§ What you have to do
Reproduce every entry exactly as written.

§ Supplied records
┄┄┄┄┄┄┄┄┄┄

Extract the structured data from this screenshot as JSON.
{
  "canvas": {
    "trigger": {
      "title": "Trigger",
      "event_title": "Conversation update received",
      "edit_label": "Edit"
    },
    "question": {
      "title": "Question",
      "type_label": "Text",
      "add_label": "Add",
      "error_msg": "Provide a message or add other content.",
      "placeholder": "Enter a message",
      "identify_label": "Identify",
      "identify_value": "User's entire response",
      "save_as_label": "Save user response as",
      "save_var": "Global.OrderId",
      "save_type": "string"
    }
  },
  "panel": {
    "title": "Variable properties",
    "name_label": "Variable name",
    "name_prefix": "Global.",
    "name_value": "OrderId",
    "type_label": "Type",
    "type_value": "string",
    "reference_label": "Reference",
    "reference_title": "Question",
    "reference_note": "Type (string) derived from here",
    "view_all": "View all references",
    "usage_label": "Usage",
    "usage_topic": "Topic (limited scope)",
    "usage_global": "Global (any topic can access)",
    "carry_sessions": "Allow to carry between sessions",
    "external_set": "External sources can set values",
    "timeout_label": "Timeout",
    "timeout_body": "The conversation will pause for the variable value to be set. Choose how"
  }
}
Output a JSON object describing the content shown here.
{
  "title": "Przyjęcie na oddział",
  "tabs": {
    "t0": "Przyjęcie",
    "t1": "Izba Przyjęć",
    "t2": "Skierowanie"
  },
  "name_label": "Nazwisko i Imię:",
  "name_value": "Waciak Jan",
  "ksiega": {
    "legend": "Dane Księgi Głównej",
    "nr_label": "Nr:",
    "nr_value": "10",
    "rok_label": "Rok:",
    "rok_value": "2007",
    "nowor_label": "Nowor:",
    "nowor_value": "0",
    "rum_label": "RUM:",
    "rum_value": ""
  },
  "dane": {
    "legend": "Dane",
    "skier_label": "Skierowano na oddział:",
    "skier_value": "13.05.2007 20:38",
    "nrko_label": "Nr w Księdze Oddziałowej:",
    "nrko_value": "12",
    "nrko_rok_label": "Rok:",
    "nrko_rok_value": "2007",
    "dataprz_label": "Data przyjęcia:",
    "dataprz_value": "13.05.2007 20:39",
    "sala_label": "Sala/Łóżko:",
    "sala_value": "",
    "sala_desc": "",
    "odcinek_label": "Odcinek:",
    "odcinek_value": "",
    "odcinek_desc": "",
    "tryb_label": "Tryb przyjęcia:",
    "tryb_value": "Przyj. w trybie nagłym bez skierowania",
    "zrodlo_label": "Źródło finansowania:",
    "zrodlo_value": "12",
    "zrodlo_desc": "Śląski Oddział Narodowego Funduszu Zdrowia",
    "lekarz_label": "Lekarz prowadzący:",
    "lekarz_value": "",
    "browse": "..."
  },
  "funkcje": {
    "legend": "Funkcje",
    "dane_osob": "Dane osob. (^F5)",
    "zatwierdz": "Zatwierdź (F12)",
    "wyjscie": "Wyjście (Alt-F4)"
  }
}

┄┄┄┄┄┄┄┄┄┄

§ Response
Extract the structured data from this screenshot as JSON.
{
  "canvas": {
    "trigger": {
      "title": "Trigger",
      "event_title": "Conversation update received",
      "edit_label": "Edit"
    },
    "question": {
      "title": "Question",
      "type_label": "Text",
      "add_label": "Add",
      "error_msg": "Provide a message or add other content.",
      "placeholder": "Enter a message",
      "identify_label": "Identify",
      "identify_value": "User's entire response",
      "save_as_label": "Save user response as",
      "save_var": "Global.OrderId",
      "save_type": "string"
    }
  },
  "panel": {
    "title": "Variable properties",
    "name_label": "Variable name",
    "name_prefix": "Global.",
    "name_value": "OrderId",
    "type_label": "Type",
    "type_value": "string",
    "reference_label": "Reference",
    "reference_title": "Question",
    "reference_note": "Type (string) derived from here",
    "view_all": "View all references",
    "usage_label": "Usage",
    "usage_topic": "Topic (limited scope)",
    "usage_global": "Global (any topic can access)",
    "carry_sessions": "Allow to carry between sessions",
    "external_set": "External sources can set values",
    "timeout_label": "Timeout",
    "timeout_body": "The conversation will pause for the variable value to be set. Choose how"
  }
}
Output a JSON object describing the content shown here.
{
  "title": "Przyjęcie na oddział",
  "tabs": {
    "t0": "Przyjęcie",
    "t1": "Izba Przyjęć",
    "t2": "Skierowanie"
  },
  "name_label": "Nazwisko i Imię:",
  "name_value": "Waciak Jan",
  "ksiega": {
    "legend": "Dane Księgi Głównej",
    "nr_label": "Nr:",
    "nr_value": "10",
    "rok_label": "Rok:",
    "rok_value": "2007",
    "nowor_label": "Nowor:",
    "nowor_value": "0",
    "rum_label": "RUM:",
    "rum_value": ""
  },
  "dane": {
    "legend": "Dane",
    "skier_label": "Skierowano na oddział:",
    "skier_value": "13.05.2007 20:38",
    "nrko_label": "Nr w Księdze Oddziałowej:",
    "nrko_value": "12",
    "nrko_rok_label": "Rok:",
    "nrko_rok_value": "2007",
    "dataprz_label": "Data przyjęcia:",
    "dataprz_value": "13.05.2007 20:39",
    "sala_label": "Sala/Łóżko:",
    "sala_value": "",
    "sala_desc": "",
    "odcinek_label": "Odcinek:",
    "odcinek_value": "",
    "odcinek_desc": "",
    "tryb_label": "Tryb przyjęcia:",
    "tryb_value": "Przyj. w trybie nagłym bez skierowania",
    "zrodlo_label": "Źródło finansowania:",
    "zrodlo_value": "12",
    "zrodlo_desc": "Śląski Oddział Narodowego Funduszu Zdrowia",
    "lekarz_label": "Lekarz prowadzący:",
    "lekarz_value": "",
    "browse": "..."
  },
  "funkcje": {
    "legend": "Funkcje",
    "dane_osob": "Dane osob. (^F5)",
    "zatwierdz": "Zatwierdź (F12)",
    "wyjscie": "Wyjście (Alt-F4)"
  }
}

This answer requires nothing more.